Family Reunification and the Meaning of Race and Nation in American Migration

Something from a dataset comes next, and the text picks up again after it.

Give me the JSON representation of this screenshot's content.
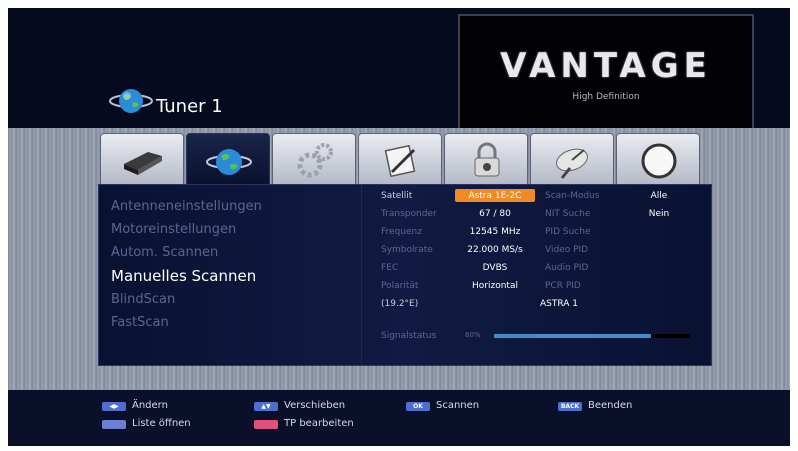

Today, roughly 70 percent of all visas for legal immigration are reserved for family members of permanent residents or American citizens. Family reunification – policies that seek to preserve family unity during or following migration – is a central pillar of current immigration law, but it has existed in some form in American statutes since at least the mid-nineteenth century. In Fictive Kinship, sociologist Catherine Lee delves into the fascinating history of family reunification to examine how and why our conceptions of family have shaped immigration, the meaning of race, and the way we see ourselves as a country. Drawing from a rich set of archival sources, Fictive Kinship shows that even the most draconian anti-immigrant laws, such as the Chinese Exclusion Act of 1882, contained provisions for family unity, albeit for a limited class of immigrants. Arguments for uniting families separated by World War II and the Korean War also shaped immigration debates and the policies that led to the landmark 1965 Immigration Act. Lee argues that debating the contours of family offers a ready set of symbols and meanings to frame national identity and to define who counts as “one of us.” Talk about family, however, does not inevitably lead to more liberal immigration policies. Welfare reform in the 1990s, for example, placed limits on benefits for immigrant families, and recent debates over the children of undocumented immigrants fanned petitions to rescind birthright citizenship. Fictive Kinship shows that the centrality of family unity in the immigration discourse often limits the discussion about the goals, functions and roles of immigration and prevents a broader definition of American identity.